Managing stakeholder relationships

10 Nov, 2016 - 00:11 0 Views

The Herald

ZimCode Secretariat

One of the main drivers of success for a company is the way it builds and manages relationships with its stakeholders. The company should regularly engage in a stakeholder mapping exercise were it identifies its stakeholders and their various interests so that they can continue to effectively engage with them in their business.

It is important for the company to develop a stakeholder engagement plan that is well structured to accommodate diversity among its stakeholders. Transparency, accountability and respect for stakeholders are among the key principles that a company has to uphold in its stakeholder engagement process. The ZimCode advices that stakeholders are an important aspect of every business and failure to recognise this can cost a company its business.

A stakeholder is any person, group or organisation who can place a claim on a company’s attention, resources or output, or is affected by that output. The ZimCode highlights that a company’s stakeholders are its allies and partners for success.

Therefore, it is necessary for a company to first identify the various stakeholders and then engage them in a respectful manner without discriminating against the minor ones. Stakeholders can include shareholders, institutional investors, potential investors, creditors, lenders, suppliers, auditors, customers, regulators, employees, trade unions, the media, consumers, society in general and communities in which the business operates.

These stakeholders can be further classified into two groups. There are those stakeholders who have power to influence and shape decisions and there are others who are not key decision makers but who need to be kept informed about progress.

Considering this diversity among the stakeholders there is need to use different strategies and approaches for different people as this is definitely not a case of “one size fits all”. With limited resources, a company should actively deal with the most important stakeholders while providing adequate information, minimal engagement and recognition of the other stakeholders. There should never be a point whereby a company completely ignores its minor stakeholders because that can be risky.

The ZimCode highlights that, the Board should give guidance concerning stakeholder engagements but should delegate to management the task of pro-actively dealing with stakeholder relationships. The management should establish a formal stakeholder engagement process that is monitored on a regular basis. Stakeholder engagement must be well thought to ensure that it gives stakeholders adequate information in order for them to be accountable to the people and the businesses that will be impacted by any change.

In essence, a company should provide its stakeholders with relevant information necessary for protecting their rights. Their views and opinions should be taken on board when the company formulates and implements its strategy. They should also be encouraged to attend annual general meetings and other company meetings were decisions are made by giving them timely notice and relevant documents.

Pro-active engagement with stakeholders is beyond listing their names and understanding their roles. It is about investing in relationships, cultivating trust and genuinely expressing appreciation for their role. It involves talking directly to them and asking questions tactfully to get their views on certain issues. This is often the first step in building a successful relationship with them.

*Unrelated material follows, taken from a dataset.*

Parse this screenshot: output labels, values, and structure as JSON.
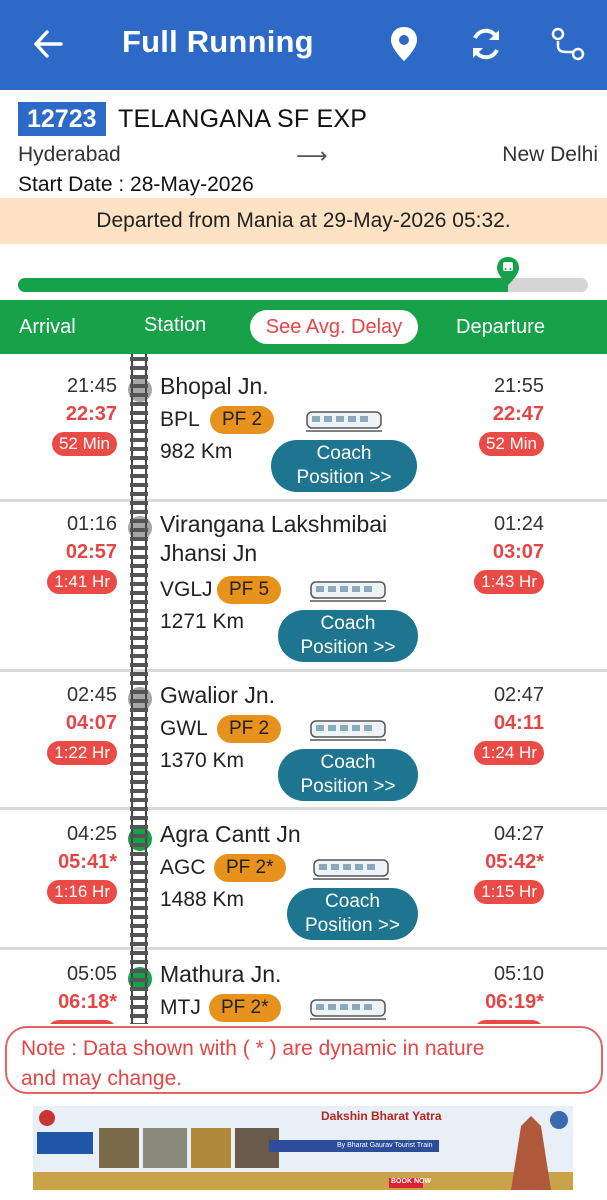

In this era successful companies are those that have established strong networks and personal relationships that can come in handy at every stage of the company’s development. Some stakeholders can play a central role in bailing out the company when it goes through tough times. This can only be done by stakeholders who strongly believe in what the company stands for and are completely sold to its values such that they believe it deserves another chance.

Poor stakeholder management can easily cause a business to fail. When a company fails to establish a well structured stakeholder engagement and implementation plan it has already planned to fail.

When a company engages with its stakeholders haphazardly and as an afterthought it is easily noticeable. For instance, when the Board and management are simply tasked to identify their key stakeholders and explain their role and they respond by scratching their heads then you know there is no formal stakeholder engagement structure.

In such cases one is rest assured that the stakeholders’ appraisal report does not exist. Consequently, when stakeholders recognise that they are not valued they can easily disengage to focus on other businesses were their rights are guaranteed or they can decide to regroup and fight for recognition. Either way, a company would have invited risk to its business.

Today’s globalised world is characterised by increasing interconnectedness, social networking, and fast-paced technologies. Information spreads like veldt fire reaching even the shareholders that are geographically dispersed in no time.

Considering that bad news travels faster, a company is at risk of losing its market share once stakeholders express discontent over the way the company conducts its business.

Of late the news has been dominated by Indigenous communities in the Amazon fighting against the encroachment of oil and mining companies who are destroying their environment. These companies supported by the Government, a key stakeholder, might have considered these Indigenous communities as insignificant stakeholders but they are learning the hard way. The noble thing for every company to do is to engage its stakeholders at every stage and use their views to inform company policy and strategy.

For more information on the ZimCode contact: [email protected]

Share This:

Sponsored Links